- Network of Exposure Analysis Laboratories (Lab Hubs) – A network of exposure analysis labs provides access to cutting-edge technologies for analysis of samples collected from NIH-funded human health studies. HHEAR Lab Hubs are grouped into three categories:
- Targeted Analysis of Biological Samples (RFA-ES-18-011) – Uses traditional biomonitoring methods to provide a comprehensive suite of targeted, or hypothesis-driven, analytical services for biological samples.
- Untargeted Analysis of Biological Samples (RFA-ES-18-012) – Uses methodologies developed for untargeted metabolomics with a focus on indicators of exposure to support the untargeted, or discovery-driven, analysis of the exposome.
- Environmental Sample Analysis (RFA-ES-18-013) – Uses both targeted and non-targeted methods to analyze environmental samples, such as drinking water, collected from human health studies with the goal of linking health outcomes to the sources of environmental exposure.

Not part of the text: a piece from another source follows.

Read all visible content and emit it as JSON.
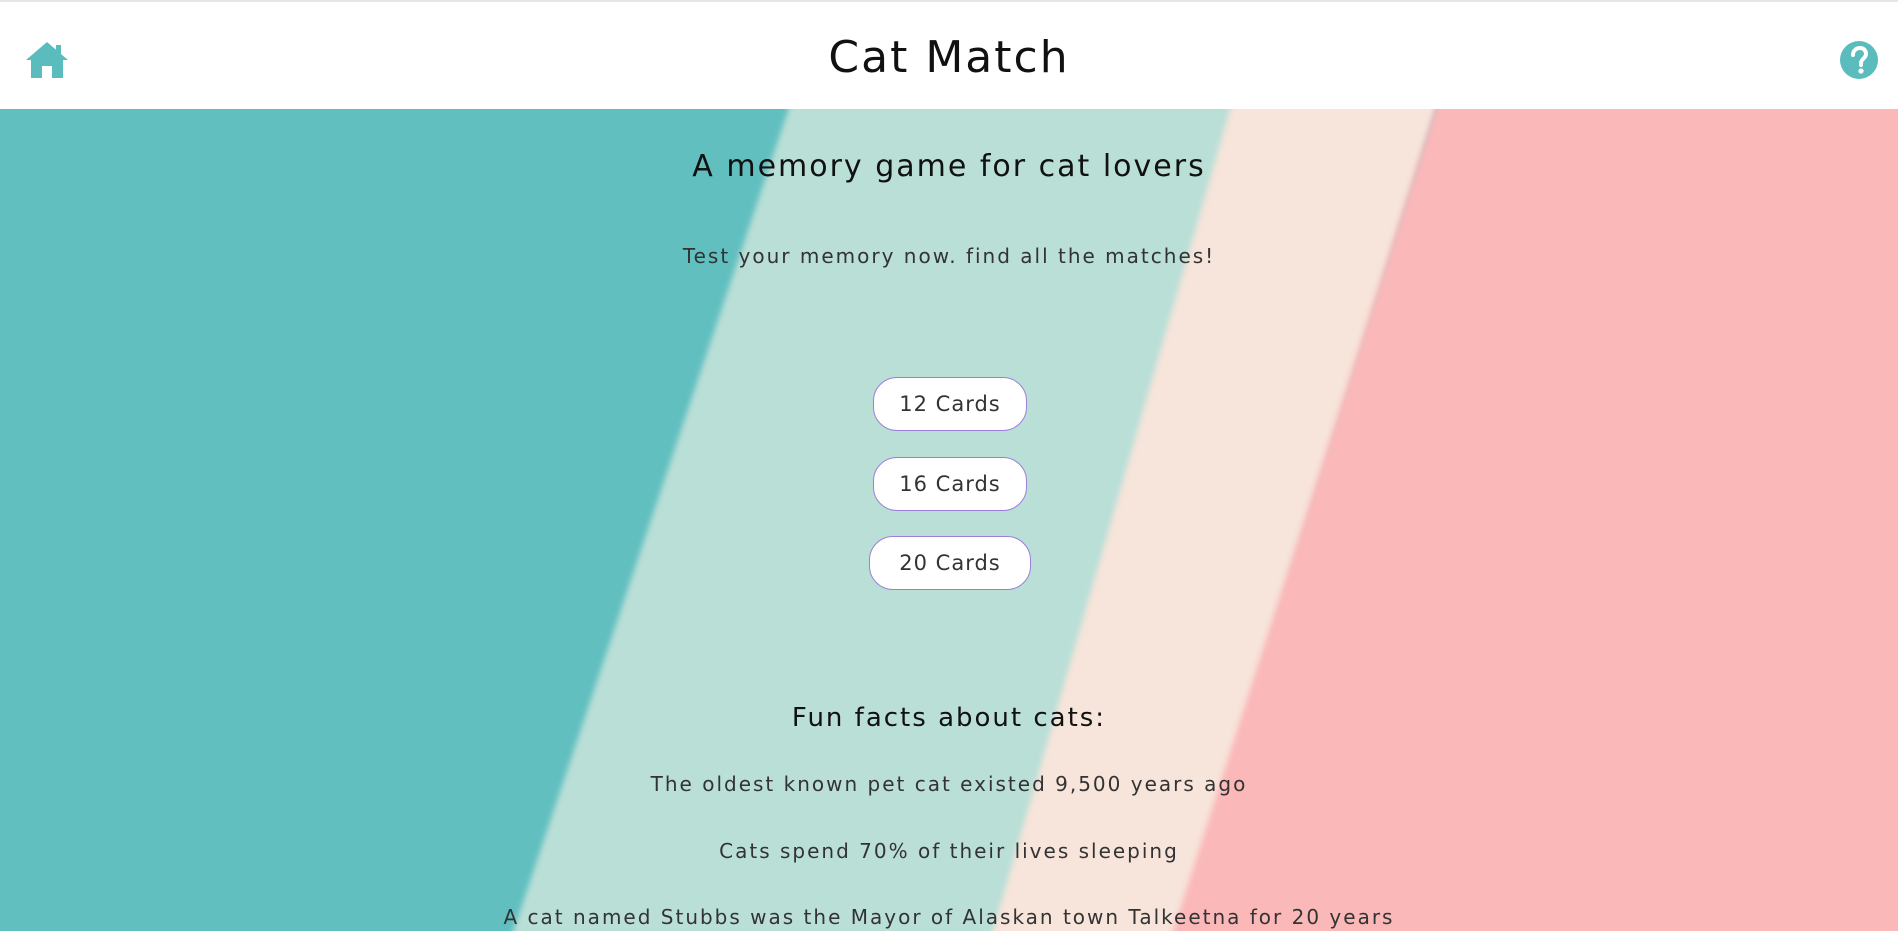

- Data Center (RFA-ES-18-014) – The Data Center provides support for storage, maintenance, analysis, interpretation, curation, and integration of data generated by the HHEAR network.

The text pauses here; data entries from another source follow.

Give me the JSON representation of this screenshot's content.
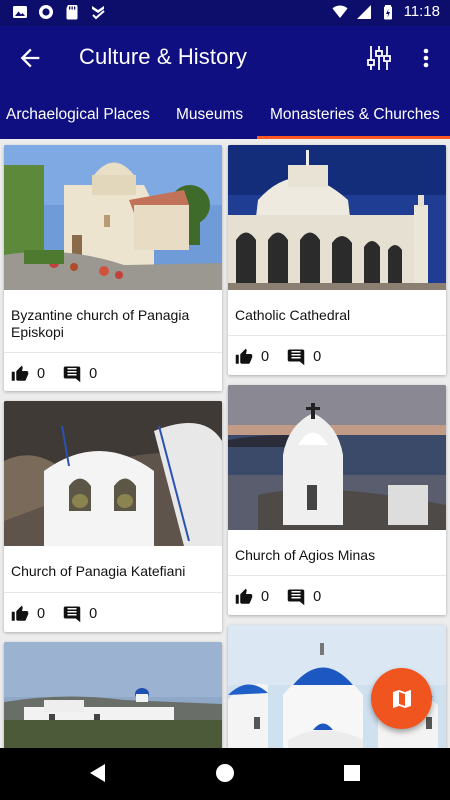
{
  "status_bar": {
    "time": "11:18",
    "left_icons": [
      "photo-icon",
      "circle-icon",
      "sd-card-icon",
      "check-icon"
    ],
    "right_icons": [
      "wifi-icon",
      "signal-icon",
      "battery-icon"
    ]
  },
  "app_bar": {
    "title": "Culture & History",
    "back_icon": "arrow-back-icon",
    "actions": [
      "filter-icon",
      "more-vert-icon"
    ]
  },
  "tabs": [
    {
      "label": "Archaelogical Places",
      "selected": false
    },
    {
      "label": "Museums",
      "selected": false
    },
    {
      "label": "Monasteries & Churches",
      "selected": true
    }
  ],
  "colors": {
    "app_bar": "#0f0f82",
    "status_bar": "#0d0d6b",
    "tab_indicator": "#ff5722",
    "fab": "#f0541f"
  },
  "cards": [
    {
      "name": "Byzantine church of Panagia Episkopi",
      "likes": "0",
      "comments": "0"
    },
    {
      "name": "Catholic Cathedral",
      "likes": "0",
      "comments": "0"
    },
    {
      "name": "Church of Panagia Katefiani",
      "likes": "0",
      "comments": "0"
    },
    {
      "name": "Church of Agios Minas",
      "likes": "0",
      "comments": "0"
    },
    {
      "name": "",
      "likes": "",
      "comments": ""
    },
    {
      "name": "",
      "likes": "",
      "comments": ""
    }
  ],
  "fab": {
    "icon": "map-icon"
  },
  "nav_bar": [
    "back-triangle-icon",
    "home-circle-icon",
    "recents-square-icon"
  ]
}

- Coordinating Center (RFA-ES-18-010) – The Coordinating Center is the administrative hub and external access point for HHEAR. It manages and tracks the flow of projects, materials, and analyses between HHEAR components and participating investigators.
Children's Health Exposure Analysis Resource (CHEAR)
From 2015–2019, NIEHS funded the CHEAR program. CHEAR was similar to HHEAR, but focused on prenatal, childhood, and adolescent life stages. NIH researchers had access to CHEAR laboratory and statistical analyses to aid the understanding of environmental exposures in children’s health research.
CHEAR supported over 30 studies, providing targeted and untargeted analytical measurements for over 50,000 specimens. Projects assessed a broad range of environmental exposures including phthalates, phenols, metals, per- and polyfluoroalkyl substances (PFAS), and flame retardants. Projects also assessed associated biological responses including oxidative stress, DNA damage, and epigenomics. CHEAR studies explored health outcomes such as asthma, diabetes, autism, obesity, and pregnancy outcomes.
A public data repository houses harmonized biomarker and epidemiologic data from CHEAR studies. This resource promotes secondary analysis of pooled children’s environmental health data by providing data in a manner that is searchable, accessible, interoperable, and reusable. Researchers can search CHEAR studies and download public deidentified datasets though the HHEAR Data Center.
The CHEAR program is no longer accepting applications. Researchers should submit applications for new environmental exposure analytical services through HHEAR.
Information about current and previously funded institutions can be found on the Exposure Analysis Resources grantee webpage.
David Balshaw, Ph.D.
Acting Director, Division of Extramural Research and Training
P.O. Box 12233Mail Drop K3-04Durham, N.C. 27709
Claudia Thompson, Ph.D.
Population Health Branch
P.O. Box 12233Mail Drop K3-04Durham, N.C. 27709
Jennifer B. Collins
P.O. Box 12233Mail Drop K3-12Durham, N.C. 27709